Nearly 15,000 reports of suspected Covid vaccine side effects made to HPRA

Causal link between reported effects and vaccine not necessarily proven – regulator

The majority of reports of suspected side effects of the coronavirus vaccines were mild to moderate, according to the HPRA. Photograph: iStock

The majority of reports of suspected side effects of the coronavirus vaccines were mild to moderate, according to the HPRA. Photograph: iStock

 

The State’s medicines regulator has received nearly 15,000 reports of suspected side effects of Covid-19 vaccines administered in the State.

Most common were flu-like symptoms such as fever, chills, dizziness, joint pain and nausea, the Health Products Regulatory Authority (HPRA) said in its latest safety report, published as an “enhanced transparency measure” for members of the public and healthcare professionals.

All vaccines have side effects, the report notes, and the majority of reports of suspected side effects of the coronavirus vaccines were mild to moderate.

Up to August 31st, more than 6.84 million doses of the coronavirus vaccine had been administered, with the HPRA receiving 14,844 reports of suspected side effects in the same period. Of these, 8,686 related to Pfizer or Moderna mRNA technology vaccines, while adenoviral vector vaccines (AstraZeneca and Janssen) accounted for 6,059 reports.

The HPRA says it received 78 reports of suspected side effects among adolescents aged 12-17 years who had received an mRNA vaccine. The agency is “closely monitoring” any reports related to teenagers and overall the symptoms are consistent with those reported in adults.

Between 1 per cent and 10 per cent of reports to the HPRA mention symptoms such as chest pain, increased heart rate, blurred vision, shortness of breath and disturbances to a woman’s menstrual cycle.

Crucial to interpreting the data, the report says, is understanding that alerts to the authority are based on a suspicion that there may be a link to the vaccine. Causation has not necessarily been determined and some could be “coincidental events”, it says.

There have been 86 instances (75 involving an mRNA vaccine) where an individual who had been vaccinated subsequently passed away. Most of these are related to people aged over 75 and involved fatalities often seen in the general population, such as an underlying illness, according to the HPRA.

There have been 60 reports relating to inflammatory conditions of the heart in people who had received an mRNA vaccine. Of these, 18 were suspected myocarditis, 26 suspected pericarditis and 16 were a combination of the two. Cases occurred in both men and women, with a median age of 39 and an age range of 12-81. In some cases there were possible alternative explanations, or the diagnosis was provisional.
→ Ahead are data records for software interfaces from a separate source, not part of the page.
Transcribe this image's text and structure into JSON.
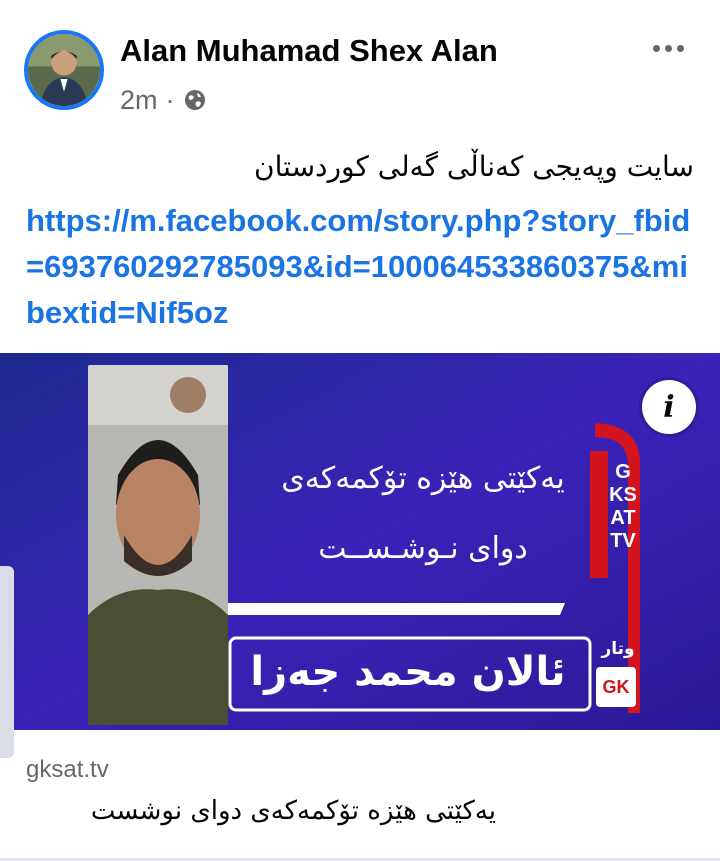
{
  "post": {
    "author": "Alan Muhamad Shex Alan",
    "time": "2m",
    "separator": "·",
    "privacy_icon": "globe-icon",
    "more_icon": "more-options-icon",
    "text": "سایت وپەیجی کەناڵی گەلی کوردستان",
    "link": "https://m.facebook.com/story.php?story_fbid=693760292785093&id=100064533860375&mibextid=Nif5oz"
  },
  "card": {
    "headline_line1": "یەکێتی هێزە تۆکمەکەی",
    "headline_line2": "دواى نـوشـســت",
    "author_name": "ئالان محمد جەزا",
    "channel_vertical": "GKSAT TV",
    "channel_label": "وتار",
    "channel_logo": "GK",
    "info_label": "i",
    "domain": "gksat.tv",
    "title": "یەکێتی هێزە تۆکمەکەی دواى نوشست"
  },
  "colors": {
    "link": "#1b74e4",
    "avatar_ring": "#1877f2",
    "card_bg": "#2b1fa8",
    "channel_red": "#d4141c"
  }
}
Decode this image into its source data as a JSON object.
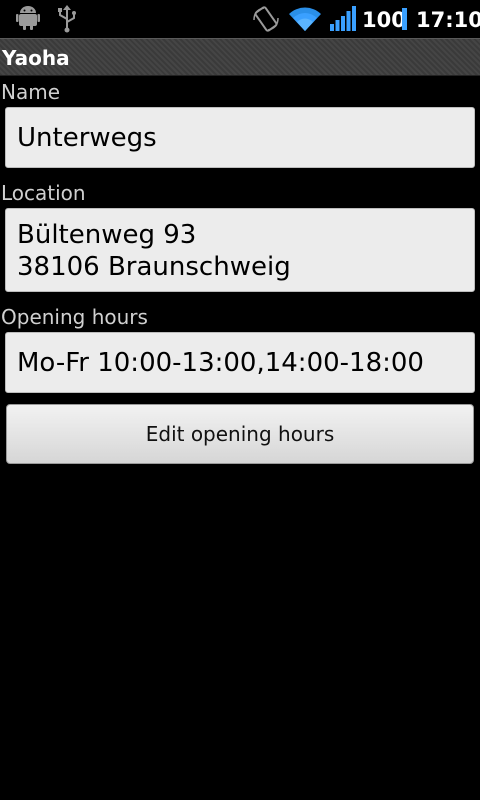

The AstraZeneca or Janssen vaccines were referenced in 13 reports of inflammatory heart conditions. At this point no causal relationship has been established between such symptoms and the adenoviral vector vaccines, according to the HPRA.

Nine reports of blood clotting combined with low platelets were reported among people who had received the AstraZeneca or Janssen vaccines. There were also 11 cases of a condition where the immune system mistakenly reacts to platelets, none of which occurred following the Janssen vaccine.

Nine reports of a rare immune disorder of the nerves, Guillain-Barré syndrome, have also been received following vaccination with AstraZeneca or Janssen.